If hero can have more TT hands here, then there may be a case for laying down an AA whiff on the flop. If not, hero probably has to defend against bluffs, but then that raises the question as to whether or not AAxx should be an automatic repot, or perhaps there should be more AAxx hands belong in the preflop flatting range. I know that's forgoing some preflop equity, but it may be helpful in decisions later in the hand, or at least make villian's decision more difficult. This would also be a good idea if hero was averse to variance, but I don't think that's the case :).

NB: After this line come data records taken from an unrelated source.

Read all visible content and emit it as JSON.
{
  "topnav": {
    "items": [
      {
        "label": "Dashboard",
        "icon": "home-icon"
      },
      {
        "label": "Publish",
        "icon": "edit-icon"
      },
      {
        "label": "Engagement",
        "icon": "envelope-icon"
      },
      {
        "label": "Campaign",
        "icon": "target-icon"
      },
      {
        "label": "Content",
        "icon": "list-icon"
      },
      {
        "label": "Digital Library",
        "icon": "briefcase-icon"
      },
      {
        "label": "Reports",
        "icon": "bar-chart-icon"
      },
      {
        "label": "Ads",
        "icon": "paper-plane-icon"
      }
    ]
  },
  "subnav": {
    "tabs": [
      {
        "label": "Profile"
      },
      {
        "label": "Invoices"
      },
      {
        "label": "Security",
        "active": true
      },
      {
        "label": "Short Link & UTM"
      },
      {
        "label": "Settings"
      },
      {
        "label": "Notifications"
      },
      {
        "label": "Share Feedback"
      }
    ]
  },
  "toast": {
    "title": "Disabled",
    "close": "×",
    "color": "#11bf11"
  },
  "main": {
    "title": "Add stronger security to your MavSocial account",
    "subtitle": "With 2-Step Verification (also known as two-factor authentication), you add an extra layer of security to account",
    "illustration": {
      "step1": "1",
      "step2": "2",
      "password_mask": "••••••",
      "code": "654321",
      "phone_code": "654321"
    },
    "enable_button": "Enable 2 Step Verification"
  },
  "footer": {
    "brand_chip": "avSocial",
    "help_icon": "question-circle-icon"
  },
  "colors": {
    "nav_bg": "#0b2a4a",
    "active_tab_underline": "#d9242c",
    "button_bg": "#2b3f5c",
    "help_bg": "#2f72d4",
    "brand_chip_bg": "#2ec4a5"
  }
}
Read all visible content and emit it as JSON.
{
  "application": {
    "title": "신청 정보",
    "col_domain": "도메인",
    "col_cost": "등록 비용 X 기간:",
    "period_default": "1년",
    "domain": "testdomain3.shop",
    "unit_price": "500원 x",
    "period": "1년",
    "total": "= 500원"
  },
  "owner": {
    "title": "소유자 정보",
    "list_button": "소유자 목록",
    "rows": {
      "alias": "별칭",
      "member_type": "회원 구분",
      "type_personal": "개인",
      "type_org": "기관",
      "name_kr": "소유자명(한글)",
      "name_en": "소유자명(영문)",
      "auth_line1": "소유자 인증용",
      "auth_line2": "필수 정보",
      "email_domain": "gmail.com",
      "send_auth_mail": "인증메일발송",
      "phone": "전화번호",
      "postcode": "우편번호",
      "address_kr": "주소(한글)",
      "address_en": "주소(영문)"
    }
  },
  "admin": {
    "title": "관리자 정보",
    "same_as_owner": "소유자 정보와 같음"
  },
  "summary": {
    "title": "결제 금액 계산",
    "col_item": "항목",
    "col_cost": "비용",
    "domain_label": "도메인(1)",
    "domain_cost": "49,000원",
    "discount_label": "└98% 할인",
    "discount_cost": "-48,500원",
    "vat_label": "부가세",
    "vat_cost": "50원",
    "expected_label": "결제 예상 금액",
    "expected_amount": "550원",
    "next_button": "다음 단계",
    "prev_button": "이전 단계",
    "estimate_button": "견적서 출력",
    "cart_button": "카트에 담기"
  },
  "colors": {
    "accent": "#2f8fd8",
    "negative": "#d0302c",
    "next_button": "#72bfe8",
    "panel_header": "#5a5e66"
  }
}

So yeah, nothing wrong with how it's played, but I think there are some worthwhile questions on overall strategy to consider because villians will actually find it pretty easy to play these spots unless hero has a wider repot range than AA, But then the paradox is that AA is no longer "top of the range" and there is a case for folding on whiffs. (Though even at this, this board probably isn't an AA to fold, esepcially with hero also holding a T.)
 
Last edited:

Rhodeman77

4 of a Kind
Supporting Member
Joined
Nov 11, 2014
Messages
7,472
Reaction score
17,303
Location
Cleveland
I have no history with this player, we were both new to one another

Even if there is no history most people that aren’t very aggressive aren’t 3 betting preflop, especially this big for this size game WITHOUT AA. So Villains default line of thinking will be that you have AAxx. I use this thinking a lot in 3 bet pots against non-aggro players and it pretty accurate most of the time.
 

Anthony Martino

Straight Flush
Joined
Sep 26, 2015
Messages
9,926
Reaction score
16,905
Location
Tampa, FL
Even if there is no history most people that aren’t very aggressive aren’t 3 betting preflop, especially this big for this size game WITHOUT AA. So Villains default line of thinking will be that you have AAxx. I use this thinking a lot in 3 bet pots against non-aggro players and it pretty accurate most of the time.

I could do it with AKKx since I have a blocker to Aces. I could do it with a strong broadway hand too like AKQJ ds, AKQQ, AKJT ds, etc
 

JustinInMN

Full House
Joined
May 23, 2017
Messages
3,918
Reaction score
4,402
Location
Burnsville, MN
Maybe AATT or KKTT ds, but no, shouldn't be a lot of TT hands in my range

Yeah so that's the problem to consider. If the flop is below the pairs in which you have in range, villains may have an easier time just running with anything they figure to be a favorite against an overpair. Which may mean the adjustments that may help in this situation may be

1) Don't automatically go with it on flops below your set range
2) Really loosen up your preflop 3 betting range to include more mid pairs
3) Really broaden your flatting range upward so you have more mid pairs in range as well as AA hands.

I mean I like the pure spirit of going for every edge, but perhaps this hand shows there are tradeoffs, and one is that the lines that lead to the biggest pots here have you as a dog.
 

Anthony Martino

Straight Flush
Joined
Sep 26, 2015
Messages
9,926
Reaction score
16,905
Location
Tampa, FL
I mean I like the pure spirit of going for every edge, but perhaps this hand shows there are tradeoffs, and one is that the lines that lead to the biggest pots here have you as a dog.

I generally keep pots small and get my money in post flop, except when there is an opportunity to get it in pre or create a low SPR so my decision is automatic on most flops when I have a premium hand

I've gotten it in with top set and nfd and lost to a rivered straight. I've gotten it in with 1 card to come and the guy had 1 out at 2.5% equity and lost, it happens

But shit, just last week I limp-potted from the SB with AQJJ ds and we went SIX ways to the flop and I busted three guys and won a massive pot

Generally I am for reducing variance. But with a premium holding, position and dead money, let's go!

I mean, if I cold call, some of the other gamblers are going to call and I have more hands to beat

And it's possible one or more of them shoves pre, then the guy with QJTT gets it in and I'm never folding
 
Top Bottom